BEXCO - Room B(103/104/105)
[CRI243] The EUSO missions to study UHECR from space: status and perspectives

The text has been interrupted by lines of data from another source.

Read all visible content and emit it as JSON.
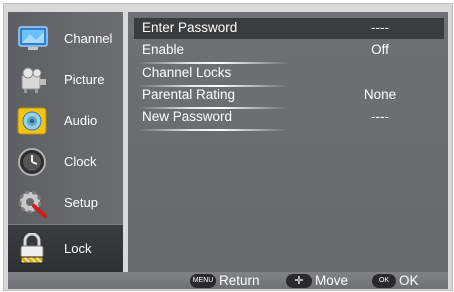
{
  "sidebar": {
    "items": [
      {
        "label": "Channel",
        "icon": "channel-monitor-icon"
      },
      {
        "label": "Picture",
        "icon": "picture-projector-icon"
      },
      {
        "label": "Audio",
        "icon": "audio-speaker-icon"
      },
      {
        "label": "Clock",
        "icon": "clock-icon"
      },
      {
        "label": "Setup",
        "icon": "setup-gear-icon"
      },
      {
        "label": "Lock",
        "icon": "lock-icon"
      }
    ],
    "selected": "Lock"
  },
  "main": {
    "rows": [
      {
        "label": "Enter Password",
        "value": "----",
        "highlighted": true
      },
      {
        "label": "Enable",
        "value": "Off"
      },
      {
        "label": "Channel Locks",
        "value": ""
      },
      {
        "label": "Parental Rating",
        "value": "None"
      },
      {
        "label": "New Password",
        "value": "----"
      }
    ]
  },
  "footer": {
    "return_btn": "MENU",
    "return_label": "Return",
    "move_btn": "✛",
    "move_label": "Move",
    "ok_btn": "OK",
    "ok_label": "OK"
  },
  "colors": {
    "panel": "#6c6e71",
    "highlight_row": "#3b3c3e",
    "text": "#ffffff"
  }
}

The observation of Ultra-high-energy cosmic rays (UHECR) from space offers several advantages such as large exposure, uniform observation of both celestial hemispheres, uniform detector response. The EUSO collaboration is implementing a mission based on the International Space Station, KLYPVE-EUSO, which will observe UHECR from space for the first time. To this purpose, we have developed high-performance electronics and optical systems which meet the science requirements and the constraints (mass, power, hardness...) of space-borne detectors. These systems have been extensively tested and calibrated with the installation of a ground based telescope on Telescope Array site (EUSO-TA, 2013-current) and the first flight of a Balloon from Canada (EUSO-Balloon, 2014). A second generation of greatly improved detectors has been developed and two additional pathfinders with complementary scientific objectives will be in operation in 2017: i) EUSO-SPB, a NASA Super Pressure Balloon payload scheduled to fly from New Zealand in Spring 2017, which consists of two, 1 square meter Fresnel lenses which focus light on a Photo Detector Module (PDM) with 2304 pixel and is devoted to the first observation of UHECR in the UV from the upper atmosphere. ii) Mini-EUSO, a telescope to be placed on the International Space Station by Autumn 2017 as part of the ‘Vita’ (‘Life’) mission of astronaut Paolo Nespoli. Mini-EUSO has two 25 cm diameter Fresnel lenses coupled to the same PDM. Its science objectives are the study of UV emission of natural (bioluminescence, environment), astronomical (meteors, search for Strange Quark Matter, search for E>10E21 eV induced showers) and artificial (laser-generated shower-like signal) origin. In this contribution we will review the status and perspectives of the Klypve-EUSO mission as well as of the EUSO-SPB and Mini-EUSO pathfinders.